India said on Friday that it is deeply concerned at recent Chinese actions in Doklam area in Sikkim and warned Beijing that the building of a road by its troops in a border region will have "serious security implications for India." Through a statement from the Ministry of External Affairs, India urged China "not to change the status quo unilaterally".
"India is deeply concerned at the recent Chinese actions and has conveyed to the Chinese government that such construction would represent a significant change of status quo with serious security implications for India," an MEA statement said.
The Indian statement came even as China sought a "meaningful dialogue" over the border row and asked it to withdraw its troops from Doklam, insisting that Beijing has "indisputable sovereignty" over the area.
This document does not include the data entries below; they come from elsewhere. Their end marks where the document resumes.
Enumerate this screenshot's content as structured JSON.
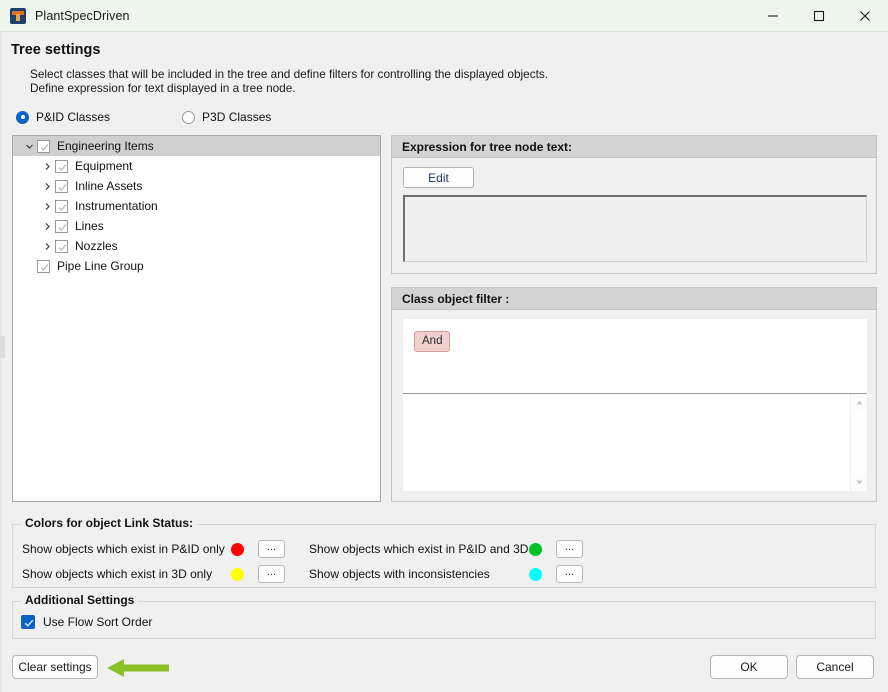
{
  "window": {
    "title": "PlantSpecDriven",
    "icon": "app-icon",
    "controls": {
      "minimize": "minimize-icon",
      "maximize": "maximize-icon",
      "close": "close-icon"
    },
    "titlebar_color": "#eef5ec"
  },
  "header": {
    "title": "Tree settings",
    "description_line_1": "Select classes that will be included in the tree and define filters for controlling the displayed objects.",
    "description_line_2": "Define expression for text displayed in a tree node."
  },
  "class_mode": {
    "options": [
      {
        "label": "P&ID Classes",
        "selected": true
      },
      {
        "label": "P3D Classes",
        "selected": false
      }
    ]
  },
  "tree": {
    "rows": [
      {
        "label": "Engineering Items",
        "level": 0,
        "expanded": true,
        "has_children": true,
        "checked": true,
        "selected": true
      },
      {
        "label": "Equipment",
        "level": 1,
        "expanded": false,
        "has_children": true,
        "checked": true,
        "selected": false
      },
      {
        "label": "Inline Assets",
        "level": 1,
        "expanded": false,
        "has_children": true,
        "checked": true,
        "selected": false
      },
      {
        "label": "Instrumentation",
        "level": 1,
        "expanded": false,
        "has_children": true,
        "checked": true,
        "selected": false
      },
      {
        "label": "Lines",
        "level": 1,
        "expanded": false,
        "has_children": true,
        "checked": true,
        "selected": false
      },
      {
        "label": "Nozzles",
        "level": 1,
        "expanded": false,
        "has_children": true,
        "checked": true,
        "selected": false
      },
      {
        "label": "Pipe Line Group",
        "level": 1,
        "expanded": false,
        "has_children": false,
        "checked": true,
        "selected": false
      }
    ]
  },
  "expression_group": {
    "title": "Expression for tree node text:",
    "edit_button": "Edit",
    "textarea_value": ""
  },
  "filter_group": {
    "title": "Class object filter :",
    "and_badge": "And",
    "list_value": "",
    "scroll_up": "scroll-up-icon",
    "scroll_down": "scroll-down-icon"
  },
  "colors_group": {
    "title": "Colors for object Link Status:",
    "rows": [
      {
        "label": "Show objects which exist in P&ID only",
        "color": "#ff0000",
        "button": "..."
      },
      {
        "label": "Show objects which exist in 3D only",
        "color": "#ffff00",
        "button": "..."
      },
      {
        "label": "Show objects which exist in P&ID and 3D",
        "color": "#00c426",
        "button": "..."
      },
      {
        "label": "Show objects with inconsistencies",
        "color": "#00ffff",
        "button": "..."
      }
    ]
  },
  "additional_settings": {
    "title": "Additional Settings",
    "flow_sort": {
      "label": "Use Flow Sort Order",
      "checked": true
    }
  },
  "footer": {
    "clear_settings": "Clear settings",
    "ok": "OK",
    "cancel": "Cancel"
  },
  "annotation": {
    "arrow": "left-arrow-annotation",
    "color": "#8cc028"
  }
}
"Diplomatic channels are unimpeded between India and China for talks on the standoff in Sikkim," Chinese Foreign Ministry spokesman Lu Kang said. "The pressing issue is to have a meaningful dialogue for the withdrawal of Indian troops from the Doklam area in Sikkim sector," he said.
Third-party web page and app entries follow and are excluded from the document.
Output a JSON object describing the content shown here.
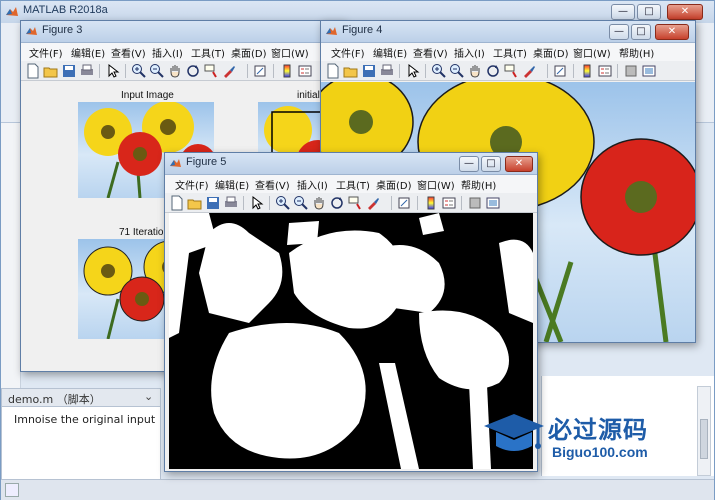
{
  "main_window": {
    "title": "MATLAB R2018a",
    "editor": {
      "file_label": "demo.m （脚本）",
      "text": "Imnoise the original input"
    }
  },
  "figures": {
    "fig3": {
      "title": "Figure 3",
      "menus": [
        "文件(F)",
        "编辑(E)",
        "查看(V)",
        "插入(I)",
        "工具(T)",
        "桌面(D)",
        "窗口(W)"
      ],
      "plot_titles": [
        "Input Image",
        "initial",
        "71 Iteration"
      ]
    },
    "fig4": {
      "title": "Figure 4",
      "menus": [
        "文件(F)",
        "编辑(E)",
        "查看(V)",
        "插入(I)",
        "工具(T)",
        "桌面(D)",
        "窗口(W)",
        "帮助(H)"
      ]
    },
    "fig5": {
      "title": "Figure 5",
      "menus": [
        "文件(F)",
        "编辑(E)",
        "查看(V)",
        "插入(I)",
        "工具(T)",
        "桌面(D)",
        "窗口(W)",
        "帮助(H)"
      ]
    }
  },
  "window_controls": {
    "minimize": "—",
    "maximize": "□",
    "close": "✕"
  },
  "toolbar_icons": [
    "new-figure-icon",
    "open-icon",
    "save-icon",
    "print-icon",
    "edit-plot-icon",
    "zoom-in-icon",
    "zoom-out-icon",
    "pan-icon",
    "rotate-icon",
    "data-cursor-icon",
    "brush-icon",
    "link-icon",
    "colorbar-icon",
    "legend-icon",
    "hide-tools-icon",
    "show-tools-icon"
  ],
  "watermark": {
    "title": "必过源码",
    "subtitle": "Biguo100.com"
  },
  "colors": {
    "titlebar": "#c6d6ea",
    "watermark_blue": "#1e5ca8",
    "figure_bg": "#f0f0f0"
  }
}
The MEA statement said India had underlined that New Delhi and Beijing had in 2012 reached an agreement that the tri-junction boundary points between India, China and third countries would be finalized in consultation with the concerned countries.
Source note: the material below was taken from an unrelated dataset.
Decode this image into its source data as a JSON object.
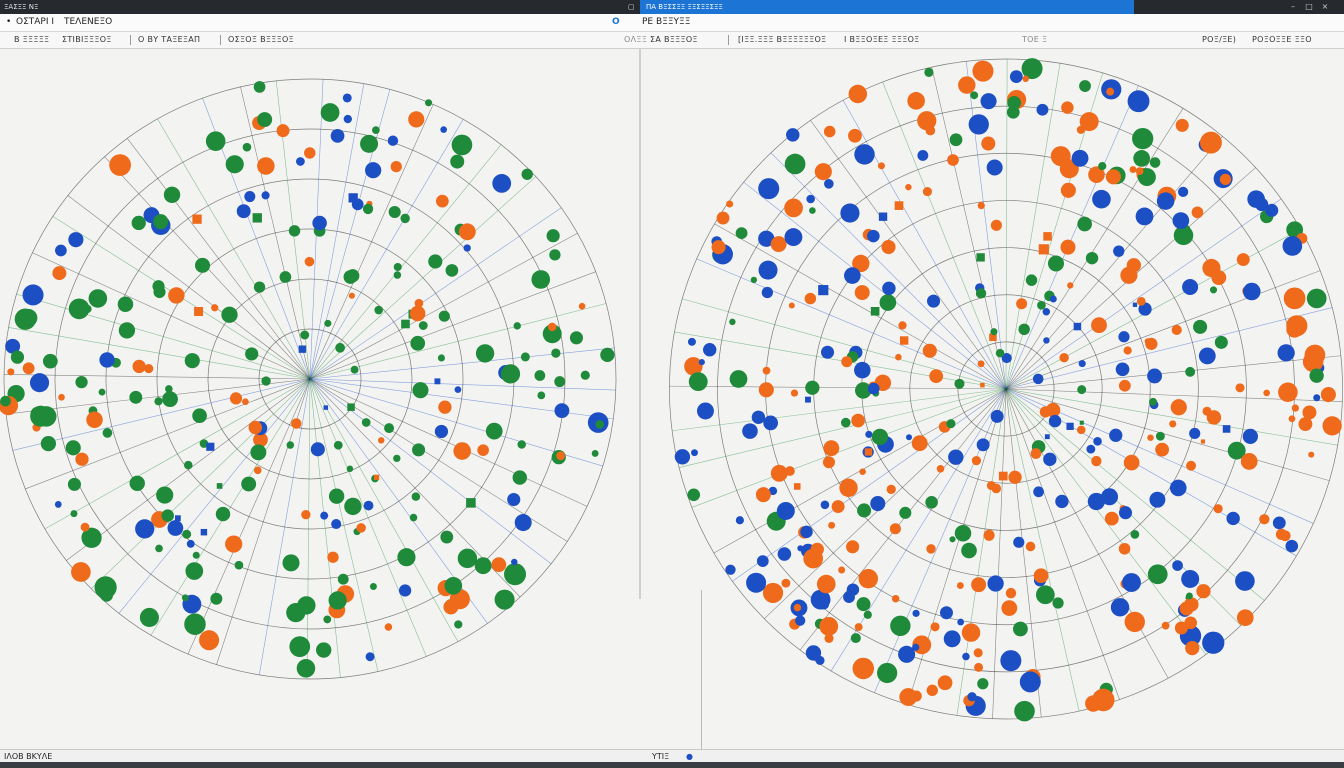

"Any attempt, therefore, to unilaterally determine tri-junction points is in violation of this understanding," the Indian statement said.
"Where the boundary in the Sikkim sector is concerned, India and China had reached an understanding also in 2012 reconfirming their mutual agreement on the 'basis of the alignment'.
"It is essential that all parties concerned display utmost restraint and abide by their respective bilateral understandings not to change the status quo unilaterally."
The statement said India "cherished peace and tranquillity" on the India-China border areas which "has not come easily."
The ministry said that India is committed to working with China to find peaceful resolution of all issues in the border areas through dialogue.
Stating out the "facts of the matter," the MEA said:
i. On 16 June, a PLA construction party entered the Doklam area and attempted to construct a road. It is our understanding that a Royal Bhutan Army patrol attempted to dissuade them from this unilateral activity. The Ambassador of the Royal Government of Bhutan (RGOB) has publicly stated that it lodged a protest with the Chinese Government through their Embassy in New Delhi on 20 June.
ii. Yesterday, the Foreign Ministry of Bhutan has also issued a statement underlining that the construction of the road inside Bhutanese territory is a direct violation of the 1988 and 1998 agreements between Bhutan and China and affects the process of demarcating the boundary between these two countries. They have urged a return to the status quo as before 16 June 2017.
iii. In keeping with their tradition of maintaining close consultation on matters of mutual interest, RGOB and the Government of India have been in continuous contact through the unfolding of these developments.
iv. In coordination with the RGOB, Indian personnel, who were present at general area Doka La, approached the Chinese construction party and urged them to desist from changing the status quo. These efforts continue.
v. The matter has been under discussion between India and China at the diplomatic level in the Foreign Ministries since then, both in New Delhi and Beijing. It was also the subject of a Border Personnel Meeting at Nathu La on 20 June.
A standoff erupted between the two militaries after the Indian Army blocked construction of the road by China in Doklam, a disputed territory between China and Bhutan also known as Donglong.
Of the 3,488-km-long India-China border from Jammu and Kashmir to Arunachal Pradesh, a 220-km section falls in Sikkim.